  • Process
  • Impact on patient's life
  • Risks and side-effects
  • Accessibility
  • Alternatives

What does the treatment process look like?

Bwindi Community Hospital has a robust program for the treatment and prevention of malnutrition. Combining multifaceted community education, the assessment of nutritional status of children, and treatment of acute malnutrition, its goal is to prevent all forms of malnutrition. Hospital in-patient treatment, supported by Watsi, is reserved for the most acute cases. Every three months, the hospital’s Community Health Nursing Team (CHT) works with Village Health Teams (VHTs) to assess the nutritional status of all of the approximate 10,000 under-five children in its catchment area. Milder cases of malnutrition, which are the majority, are referred to district health centers for management. Early case-finding and treatment prevents progression to life-threatening, expensive, and complicated malnutrition. In addition, the CHT and VHTs conduct health education classes for the community. Subjects covered include family planning, sanitation and hygiene, maternal health, and prevention of illness. All of these issues are related to malnutrition. Once admitted to the hospital, a child is given a series of milk formulas. These formulas are calibrated to carefully increase nutrient and protein intake. After the formula phase, the child transitions to “Ready to Use Therapeutic Food” (RUTF). At Bwindi Community Hospital, the RUTF is a peanut butter-based food called plumpyNut™. It is nutrient-rich and packed with a high concentration of protein and energy. Supplements, such as Vitamin A and folic acid, are given. Antibiotics are given, if needed, to treat concurrent infections. After transitioning to the RUTF, the child is given an appetite test. If he or she eats well, the child is discharged and returns home with a supply of plumpyNut™ to supplement local foods. While the child is in the hospital, his or her caregiver receives health and nutritional education, including cooking classes, to help prevent recurrence of malnutrition. Food from a demonstration nutritional garden is used in the cooking classes and provided free to patients. When discharged, the child is referred to a local health facility and community nurse for follow-up. The child continues receiving treatment and supplemental food until his or her goal weight is reached.

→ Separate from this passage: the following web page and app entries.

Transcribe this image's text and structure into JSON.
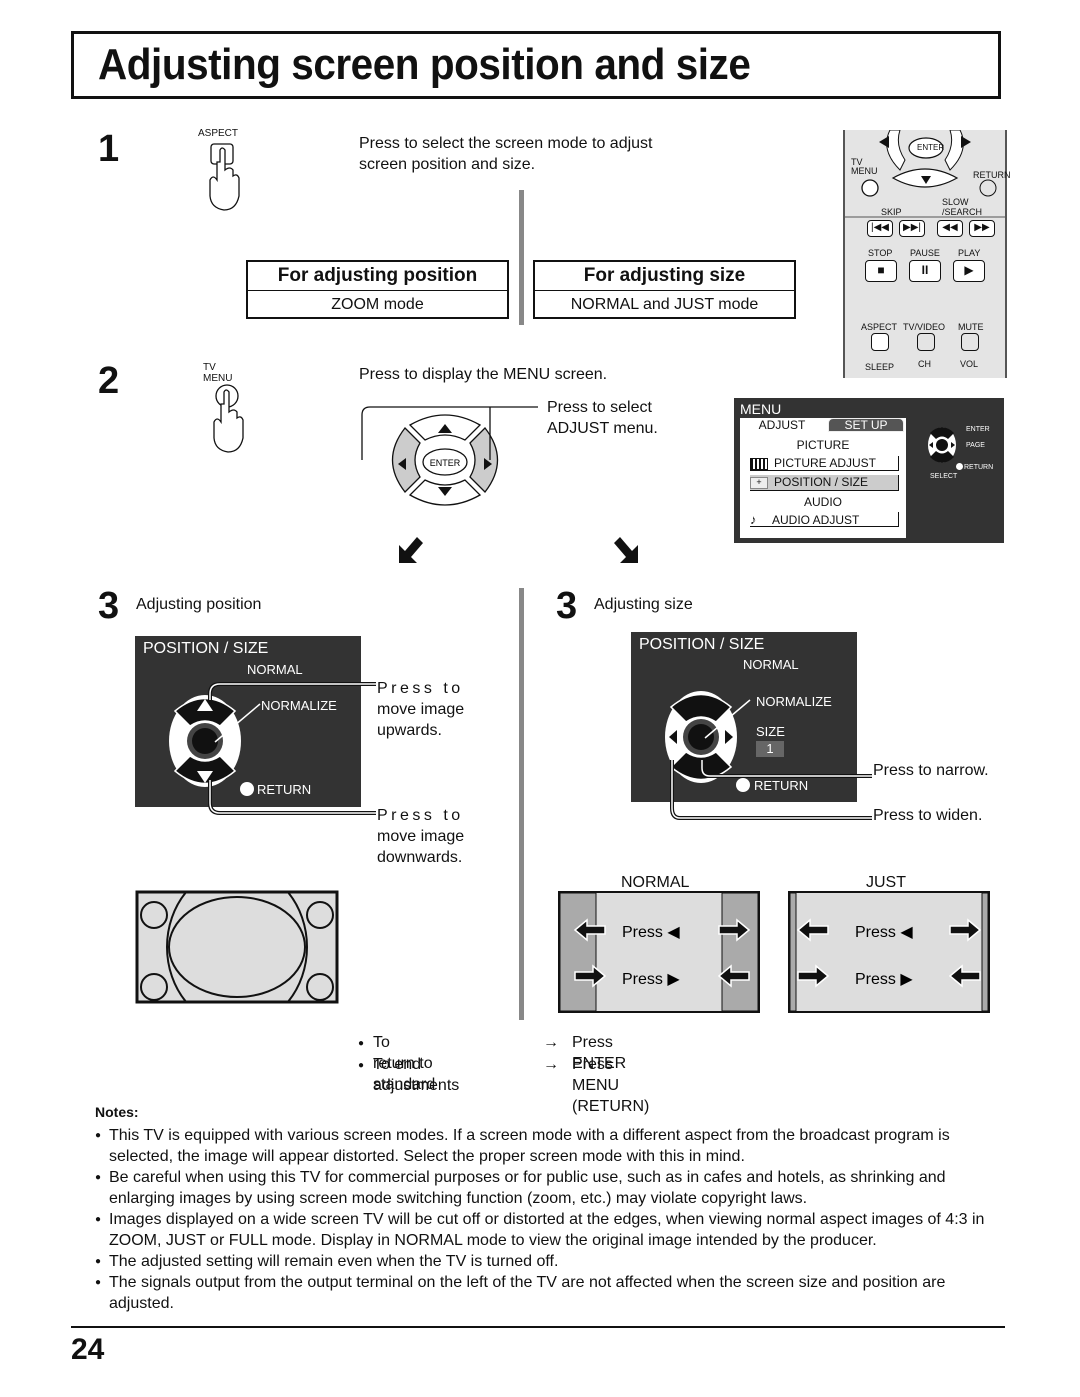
{
  "page": {
    "title": "Adjusting screen position and size",
    "page_number": "24"
  },
  "step1": {
    "number": "1",
    "button_label": "ASPECT",
    "instruction_line1": "Press to select the screen mode to adjust",
    "instruction_line2": "screen position and size."
  },
  "modes": {
    "position": {
      "heading": "For adjusting position",
      "mode": "ZOOM mode"
    },
    "size": {
      "heading": "For adjusting size",
      "mode": "NORMAL and JUST mode"
    }
  },
  "remote": {
    "enter": "ENTER",
    "tv_menu_line1": "TV",
    "tv_menu_line2": "MENU",
    "return": "RETURN",
    "skip": "SKIP",
    "slow": "SLOW",
    "search": "/SEARCH",
    "stop": "STOP",
    "pause": "PAUSE",
    "play": "PLAY",
    "aspect": "ASPECT",
    "tv_video": "TV/VIDEO",
    "mute": "MUTE",
    "sleep": "SLEEP",
    "ch": "CH",
    "vol": "VOL"
  },
  "step2": {
    "number": "2",
    "button_label_line1": "TV",
    "button_label_line2": "MENU",
    "instruction": "Press to display the MENU screen.",
    "select_line1": "Press to select",
    "select_line2": "ADJUST menu.",
    "enter_label": "ENTER"
  },
  "menu_screen": {
    "title": "MENU",
    "tabs": [
      "ADJUST",
      "SET UP"
    ],
    "items": [
      {
        "type": "header",
        "label": "PICTURE"
      },
      {
        "type": "item",
        "icon": "picture-icon",
        "label": "PICTURE  ADJUST"
      },
      {
        "type": "item",
        "icon": "position-icon",
        "label": "POSITION / SIZE",
        "selected": true
      },
      {
        "type": "header",
        "label": "AUDIO"
      },
      {
        "type": "item",
        "icon": "music-note-icon",
        "label": "AUDIO  ADJUST"
      }
    ],
    "legend": {
      "enter": "ENTER",
      "page": "PAGE",
      "return": "RETURN",
      "select": "SELECT"
    }
  },
  "step3_position": {
    "number": "3",
    "caption": "Adjusting position",
    "osd": {
      "title": "POSITION / SIZE",
      "mode": "NORMAL",
      "normalize": "NORMALIZE",
      "return": "RETURN"
    },
    "up_line1": "Press  to",
    "up_line2": "move image",
    "up_line3": "upwards.",
    "down_line1": "Press  to",
    "down_line2": "move image",
    "down_line3": "downwards."
  },
  "step3_size": {
    "number": "3",
    "caption": "Adjusting size",
    "osd": {
      "title": "POSITION / SIZE",
      "mode": "NORMAL",
      "normalize": "NORMALIZE",
      "size_label": "SIZE",
      "size_value": "1",
      "return": "RETURN"
    },
    "narrow": "Press to narrow.",
    "widen": "Press to widen."
  },
  "size_diagrams": {
    "normal": {
      "label": "NORMAL",
      "press_left": "Press ◀",
      "press_right": "Press ▶"
    },
    "just": {
      "label": "JUST",
      "press_left": "Press ◀",
      "press_right": "Press ▶"
    }
  },
  "shortcuts": [
    {
      "action": "To return to standard",
      "arrow": "→",
      "result": "Press ENTER"
    },
    {
      "action": "To end adjustments",
      "arrow": "→",
      "result": "Press MENU (RETURN)"
    }
  ],
  "notes": {
    "heading": "Notes:",
    "items": [
      "This TV is equipped with various screen modes. If a screen mode with a different aspect from the broadcast program is selected, the image will appear distorted. Select the proper screen mode with this in mind.",
      "Be careful when using this TV for commercial purposes or for public use, such as in cafes and hotels, as shrinking and enlarging images by using screen mode switching function (zoom, etc.) may violate copyright laws.",
      "Images displayed on a wide screen TV will be cut off or distorted at the edges, when viewing normal aspect images of 4:3 in ZOOM, JUST or FULL mode. Display in NORMAL mode to view the original image intended by the producer.",
      "The adjusted setting will remain even when the TV is turned off.",
      "The signals output from the output terminal on the left of the TV are not affected when the screen size and position are adjusted."
    ]
  }
}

What is the impact of this treatment on the patient’s life?

If the correct treatment is started promptly, a patient’s life can be saved. Any long-term impacts, such as stunting or cognitive development issues, can be mitigated or prevented. The child’s development is put back on track.

What potential side effects or risks come with this treatment?

There are no side effects or risks with this treatment.

How accessible is treatment in the area? What is the typical journey like for a patient to receive care?

Care for malnutrition without severe complications is available in district health centers, which is where most children are treated. When complications arise, adequate treatment is only available in hospitals. Patients are usually referred to the hospital by a community health team. They generally travel from 20 to 50 kilometers away and arrive by either walking or traveling on a hired motorcycle.

What are the alternatives to this treatment?

There are no alternative medications to treat acute, complicated malnutrition. Alternative hospitals are more than two-hour drive away.

Meet another patient you can support

100% of your donation funds life-changing surgery.

Meet another patient you can support

100% of your donation funds life-changing surgery.